- [TASK DESCRIPTION]: Return the lines below that contain "label".

★ ★ ★ ★ ★ ★ ★

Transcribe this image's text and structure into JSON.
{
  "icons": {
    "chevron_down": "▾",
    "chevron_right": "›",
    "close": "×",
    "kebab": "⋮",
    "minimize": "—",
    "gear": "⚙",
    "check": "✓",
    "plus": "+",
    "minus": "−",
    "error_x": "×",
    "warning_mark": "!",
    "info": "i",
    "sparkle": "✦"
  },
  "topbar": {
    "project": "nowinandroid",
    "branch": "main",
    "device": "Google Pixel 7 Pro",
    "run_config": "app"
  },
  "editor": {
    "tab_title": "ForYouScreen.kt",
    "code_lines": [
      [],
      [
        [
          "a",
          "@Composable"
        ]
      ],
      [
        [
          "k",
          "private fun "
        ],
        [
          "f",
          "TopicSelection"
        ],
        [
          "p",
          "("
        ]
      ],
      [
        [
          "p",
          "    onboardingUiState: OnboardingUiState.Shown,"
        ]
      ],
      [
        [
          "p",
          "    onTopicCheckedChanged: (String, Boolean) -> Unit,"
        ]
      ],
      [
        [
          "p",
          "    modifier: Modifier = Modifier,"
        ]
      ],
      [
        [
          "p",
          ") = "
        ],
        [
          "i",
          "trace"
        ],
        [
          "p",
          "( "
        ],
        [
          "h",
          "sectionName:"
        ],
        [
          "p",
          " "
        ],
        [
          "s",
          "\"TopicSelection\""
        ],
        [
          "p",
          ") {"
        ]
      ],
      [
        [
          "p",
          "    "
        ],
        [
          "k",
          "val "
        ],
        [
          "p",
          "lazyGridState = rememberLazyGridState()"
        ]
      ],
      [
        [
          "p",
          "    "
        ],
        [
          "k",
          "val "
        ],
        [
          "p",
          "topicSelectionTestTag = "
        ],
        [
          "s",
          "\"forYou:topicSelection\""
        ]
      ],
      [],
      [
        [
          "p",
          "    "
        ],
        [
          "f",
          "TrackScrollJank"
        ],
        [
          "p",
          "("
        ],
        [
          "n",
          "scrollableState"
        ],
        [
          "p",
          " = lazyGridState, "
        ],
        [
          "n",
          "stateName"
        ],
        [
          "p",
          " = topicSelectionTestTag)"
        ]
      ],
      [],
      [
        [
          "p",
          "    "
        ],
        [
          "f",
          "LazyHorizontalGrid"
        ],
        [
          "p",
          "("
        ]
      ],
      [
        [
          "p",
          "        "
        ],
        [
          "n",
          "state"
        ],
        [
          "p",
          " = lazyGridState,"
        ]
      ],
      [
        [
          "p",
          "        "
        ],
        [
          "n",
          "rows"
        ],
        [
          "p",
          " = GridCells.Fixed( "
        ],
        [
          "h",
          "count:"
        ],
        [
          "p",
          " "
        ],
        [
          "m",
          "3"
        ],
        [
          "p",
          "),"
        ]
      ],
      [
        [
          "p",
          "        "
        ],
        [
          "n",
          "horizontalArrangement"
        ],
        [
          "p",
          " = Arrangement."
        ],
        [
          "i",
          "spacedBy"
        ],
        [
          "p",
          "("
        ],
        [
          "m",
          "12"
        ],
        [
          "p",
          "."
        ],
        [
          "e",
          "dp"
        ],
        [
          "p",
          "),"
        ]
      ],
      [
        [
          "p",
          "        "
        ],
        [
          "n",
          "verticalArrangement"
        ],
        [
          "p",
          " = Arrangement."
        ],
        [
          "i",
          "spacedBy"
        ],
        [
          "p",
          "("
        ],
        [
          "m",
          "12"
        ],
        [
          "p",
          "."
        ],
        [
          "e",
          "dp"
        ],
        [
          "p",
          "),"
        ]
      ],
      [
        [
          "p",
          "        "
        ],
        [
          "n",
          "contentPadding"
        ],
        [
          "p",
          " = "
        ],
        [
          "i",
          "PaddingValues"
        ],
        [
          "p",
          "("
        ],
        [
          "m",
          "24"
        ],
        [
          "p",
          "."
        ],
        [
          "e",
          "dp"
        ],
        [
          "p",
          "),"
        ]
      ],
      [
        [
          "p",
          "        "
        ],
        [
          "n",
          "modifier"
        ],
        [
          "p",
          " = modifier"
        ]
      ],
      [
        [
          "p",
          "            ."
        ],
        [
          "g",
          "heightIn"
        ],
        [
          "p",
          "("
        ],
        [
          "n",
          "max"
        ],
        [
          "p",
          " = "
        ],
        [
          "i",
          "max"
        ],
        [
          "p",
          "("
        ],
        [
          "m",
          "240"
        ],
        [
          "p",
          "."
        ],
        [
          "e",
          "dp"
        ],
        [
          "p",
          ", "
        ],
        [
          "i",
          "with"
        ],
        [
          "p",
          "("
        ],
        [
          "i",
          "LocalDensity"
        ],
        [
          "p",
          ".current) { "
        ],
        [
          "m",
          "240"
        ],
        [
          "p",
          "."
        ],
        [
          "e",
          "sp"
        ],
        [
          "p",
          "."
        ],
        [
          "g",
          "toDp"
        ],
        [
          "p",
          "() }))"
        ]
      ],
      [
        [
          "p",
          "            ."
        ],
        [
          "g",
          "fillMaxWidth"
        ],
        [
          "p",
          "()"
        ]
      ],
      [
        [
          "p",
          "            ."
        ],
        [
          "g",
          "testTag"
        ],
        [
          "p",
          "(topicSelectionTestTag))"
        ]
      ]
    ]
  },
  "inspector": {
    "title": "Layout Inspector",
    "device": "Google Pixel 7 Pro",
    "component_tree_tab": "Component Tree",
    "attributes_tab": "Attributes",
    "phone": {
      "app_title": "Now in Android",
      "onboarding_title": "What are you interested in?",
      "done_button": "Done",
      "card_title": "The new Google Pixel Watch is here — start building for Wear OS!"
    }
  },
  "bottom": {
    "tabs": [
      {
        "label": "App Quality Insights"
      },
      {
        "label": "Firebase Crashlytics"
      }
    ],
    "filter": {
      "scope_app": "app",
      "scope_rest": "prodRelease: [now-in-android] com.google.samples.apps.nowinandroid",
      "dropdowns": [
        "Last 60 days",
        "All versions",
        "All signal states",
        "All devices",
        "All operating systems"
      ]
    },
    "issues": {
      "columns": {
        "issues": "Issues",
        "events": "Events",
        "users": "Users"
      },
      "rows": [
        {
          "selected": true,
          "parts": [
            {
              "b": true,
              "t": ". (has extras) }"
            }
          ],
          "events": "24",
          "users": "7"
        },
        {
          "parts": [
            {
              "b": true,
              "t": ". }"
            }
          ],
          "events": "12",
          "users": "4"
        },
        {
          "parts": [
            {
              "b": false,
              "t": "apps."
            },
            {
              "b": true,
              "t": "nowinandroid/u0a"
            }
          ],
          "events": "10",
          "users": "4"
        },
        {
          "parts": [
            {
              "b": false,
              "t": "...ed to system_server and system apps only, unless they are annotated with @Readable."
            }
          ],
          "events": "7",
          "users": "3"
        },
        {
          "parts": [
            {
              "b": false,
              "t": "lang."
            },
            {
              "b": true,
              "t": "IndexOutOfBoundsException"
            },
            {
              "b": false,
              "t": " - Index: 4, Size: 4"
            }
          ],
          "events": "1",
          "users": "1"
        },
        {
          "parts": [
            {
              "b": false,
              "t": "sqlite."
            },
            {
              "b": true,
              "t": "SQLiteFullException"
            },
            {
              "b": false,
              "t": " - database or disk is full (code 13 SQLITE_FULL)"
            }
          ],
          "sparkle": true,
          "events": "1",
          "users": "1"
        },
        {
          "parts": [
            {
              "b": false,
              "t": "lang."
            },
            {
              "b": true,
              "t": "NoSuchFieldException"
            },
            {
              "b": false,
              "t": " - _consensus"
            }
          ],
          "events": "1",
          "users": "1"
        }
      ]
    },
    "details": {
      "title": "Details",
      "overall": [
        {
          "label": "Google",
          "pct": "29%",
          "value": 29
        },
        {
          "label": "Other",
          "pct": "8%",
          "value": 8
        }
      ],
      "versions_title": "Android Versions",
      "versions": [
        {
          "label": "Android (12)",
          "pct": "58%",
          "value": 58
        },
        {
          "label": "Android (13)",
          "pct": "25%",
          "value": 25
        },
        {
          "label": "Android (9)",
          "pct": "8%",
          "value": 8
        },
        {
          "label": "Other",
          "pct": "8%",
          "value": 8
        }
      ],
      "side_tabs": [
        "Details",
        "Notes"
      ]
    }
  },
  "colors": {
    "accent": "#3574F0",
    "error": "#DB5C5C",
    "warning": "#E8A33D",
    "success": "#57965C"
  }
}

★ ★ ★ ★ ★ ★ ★

- [EXERCISE RESPONSE]:
        "label": "App Quality Insights"
        "label": "Firebase Crashlytics"
          "label": "Google",
          "label": "Other",
          "label": "Android (12)",
          "label": "Android (13)",
          "label": "Android (9)",
          "label": "Other",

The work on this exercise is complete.